═════ RECORD EXTRACTS

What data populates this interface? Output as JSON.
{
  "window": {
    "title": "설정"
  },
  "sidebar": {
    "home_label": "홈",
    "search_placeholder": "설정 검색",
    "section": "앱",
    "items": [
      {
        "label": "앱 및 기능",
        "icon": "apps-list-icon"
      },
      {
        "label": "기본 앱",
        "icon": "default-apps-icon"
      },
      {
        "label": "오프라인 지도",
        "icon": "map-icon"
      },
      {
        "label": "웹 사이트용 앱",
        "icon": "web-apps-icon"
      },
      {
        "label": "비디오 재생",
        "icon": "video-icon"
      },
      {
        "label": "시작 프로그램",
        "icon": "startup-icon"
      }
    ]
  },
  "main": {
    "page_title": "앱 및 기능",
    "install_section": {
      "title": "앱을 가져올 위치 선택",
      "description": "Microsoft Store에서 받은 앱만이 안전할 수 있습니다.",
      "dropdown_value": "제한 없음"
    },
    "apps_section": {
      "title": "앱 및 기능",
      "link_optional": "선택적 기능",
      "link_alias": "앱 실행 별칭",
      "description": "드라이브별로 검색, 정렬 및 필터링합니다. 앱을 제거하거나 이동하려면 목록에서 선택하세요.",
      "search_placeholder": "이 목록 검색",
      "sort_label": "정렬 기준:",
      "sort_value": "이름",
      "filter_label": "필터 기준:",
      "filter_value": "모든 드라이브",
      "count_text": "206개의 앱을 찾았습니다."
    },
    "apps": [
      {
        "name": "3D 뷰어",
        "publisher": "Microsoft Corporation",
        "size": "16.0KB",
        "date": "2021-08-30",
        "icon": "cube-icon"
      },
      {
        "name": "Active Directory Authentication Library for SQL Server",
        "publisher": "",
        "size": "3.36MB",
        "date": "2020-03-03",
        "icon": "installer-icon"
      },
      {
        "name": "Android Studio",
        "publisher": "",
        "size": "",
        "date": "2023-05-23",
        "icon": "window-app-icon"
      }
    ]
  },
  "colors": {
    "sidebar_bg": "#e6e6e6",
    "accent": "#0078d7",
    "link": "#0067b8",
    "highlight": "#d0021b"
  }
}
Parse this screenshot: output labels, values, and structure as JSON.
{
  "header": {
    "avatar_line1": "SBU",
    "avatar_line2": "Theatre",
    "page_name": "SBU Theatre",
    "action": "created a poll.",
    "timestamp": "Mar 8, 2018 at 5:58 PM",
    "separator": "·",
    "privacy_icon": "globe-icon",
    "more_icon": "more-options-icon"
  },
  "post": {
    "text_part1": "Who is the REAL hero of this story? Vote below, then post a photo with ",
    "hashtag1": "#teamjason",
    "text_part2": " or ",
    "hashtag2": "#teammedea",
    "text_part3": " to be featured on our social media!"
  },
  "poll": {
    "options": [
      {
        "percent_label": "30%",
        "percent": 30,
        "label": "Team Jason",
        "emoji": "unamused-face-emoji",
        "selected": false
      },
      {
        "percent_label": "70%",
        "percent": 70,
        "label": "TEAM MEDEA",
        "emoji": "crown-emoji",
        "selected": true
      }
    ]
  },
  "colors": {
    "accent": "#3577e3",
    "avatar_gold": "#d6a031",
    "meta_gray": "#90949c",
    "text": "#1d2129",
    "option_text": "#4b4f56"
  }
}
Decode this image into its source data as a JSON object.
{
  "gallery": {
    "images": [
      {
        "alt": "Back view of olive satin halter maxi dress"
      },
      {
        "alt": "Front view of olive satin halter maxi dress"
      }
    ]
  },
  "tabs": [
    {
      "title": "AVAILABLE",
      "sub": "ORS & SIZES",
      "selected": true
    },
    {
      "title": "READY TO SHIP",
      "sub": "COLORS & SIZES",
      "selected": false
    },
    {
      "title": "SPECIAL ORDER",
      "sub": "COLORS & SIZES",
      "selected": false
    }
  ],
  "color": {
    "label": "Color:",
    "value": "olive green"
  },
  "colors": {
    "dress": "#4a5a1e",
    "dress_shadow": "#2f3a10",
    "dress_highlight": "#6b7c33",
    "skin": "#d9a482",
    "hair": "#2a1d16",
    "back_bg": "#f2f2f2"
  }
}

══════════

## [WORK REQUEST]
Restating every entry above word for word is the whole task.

## [OUTPUT OF THE TASK]
What data populates this interface? Output as JSON.
{
  "window": {
    "title": "설정"
  },
  "sidebar": {
    "home_label": "홈",
    "search_placeholder": "설정 검색",
    "section": "앱",
    "items": [
      {
        "label": "앱 및 기능",
        "icon": "apps-list-icon"
      },
      {
        "label": "기본 앱",
        "icon": "default-apps-icon"
      },
      {
        "label": "오프라인 지도",
        "icon": "map-icon"
      },
      {
        "label": "웹 사이트용 앱",
        "icon": "web-apps-icon"
      },
      {
        "label": "비디오 재생",
        "icon": "video-icon"
      },
      {
        "label": "시작 프로그램",
        "icon": "startup-icon"
      }
    ]
  },
  "main": {
    "page_title": "앱 및 기능",
    "install_section": {
      "title": "앱을 가져올 위치 선택",
      "description": "Microsoft Store에서 받은 앱만이 안전할 수 있습니다.",
      "dropdown_value": "제한 없음"
    },
    "apps_section": {
      "title": "앱 및 기능",
      "link_optional": "선택적 기능",
      "link_alias": "앱 실행 별칭",
      "description": "드라이브별로 검색, 정렬 및 필터링합니다. 앱을 제거하거나 이동하려면 목록에서 선택하세요.",
      "search_placeholder": "이 목록 검색",
      "sort_label": "정렬 기준:",
      "sort_value": "이름",
      "filter_label": "필터 기준:",
      "filter_value": "모든 드라이브",
      "count_text": "206개의 앱을 찾았습니다."
    },
    "apps": [
      {
        "name": "3D 뷰어",
        "publisher": "Microsoft Corporation",
        "size": "16.0KB",
        "date": "2021-08-30",
        "icon": "cube-icon"
      },
      {
        "name": "Active Directory Authentication Library for SQL Server",
        "publisher": "",
        "size": "3.36MB",
        "date": "2020-03-03",
        "icon": "installer-icon"
      },
      {
        "name": "Android Studio",
        "publisher": "",
        "size": "",
        "date": "2023-05-23",
        "icon": "window-app-icon"
      }
    ]
  },
  "colors": {
    "sidebar_bg": "#e6e6e6",
    "accent": "#0078d7",
    "link": "#0067b8",
    "highlight": "#d0021b"
  }
}
Parse this screenshot: output labels, values, and structure as JSON.
{
  "header": {
    "avatar_line1": "SBU",
    "avatar_line2": "Theatre",
    "page_name": "SBU Theatre",
    "action": "created a poll.",
    "timestamp": "Mar 8, 2018 at 5:58 PM",
    "separator": "·",
    "privacy_icon": "globe-icon",
    "more_icon": "more-options-icon"
  },
  "post": {
    "text_part1": "Who is the REAL hero of this story? Vote below, then post a photo with ",
    "hashtag1": "#teamjason",
    "text_part2": " or ",
    "hashtag2": "#teammedea",
    "text_part3": " to be featured on our social media!"
  },
  "poll": {
    "options": [
      {
        "percent_label": "30%",
        "percent": 30,
        "label": "Team Jason",
        "emoji": "unamused-face-emoji",
        "selected": false
      },
      {
        "percent_label": "70%",
        "percent": 70,
        "label": "TEAM MEDEA",
        "emoji": "crown-emoji",
        "selected": true
      }
    ]
  },
  "colors": {
    "accent": "#3577e3",
    "avatar_gold": "#d6a031",
    "meta_gray": "#90949c",
    "text": "#1d2129",
    "option_text": "#4b4f56"
  }
}
Decode this image into its source data as a JSON object.
{
  "gallery": {
    "images": [
      {
        "alt": "Back view of olive satin halter maxi dress"
      },
      {
        "alt": "Front view of olive satin halter maxi dress"
      }
    ]
  },
  "tabs": [
    {
      "title": "AVAILABLE",
      "sub": "ORS & SIZES",
      "selected": true
    },
    {
      "title": "READY TO SHIP",
      "sub": "COLORS & SIZES",
      "selected": false
    },
    {
      "title": "SPECIAL ORDER",
      "sub": "COLORS & SIZES",
      "selected": false
    }
  ],
  "color": {
    "label": "Color:",
    "value": "olive green"
  },
  "colors": {
    "dress": "#4a5a1e",
    "dress_shadow": "#2f3a10",
    "dress_highlight": "#6b7c33",
    "skin": "#d9a482",
    "hair": "#2a1d16",
    "back_bg": "#f2f2f2"
  }
}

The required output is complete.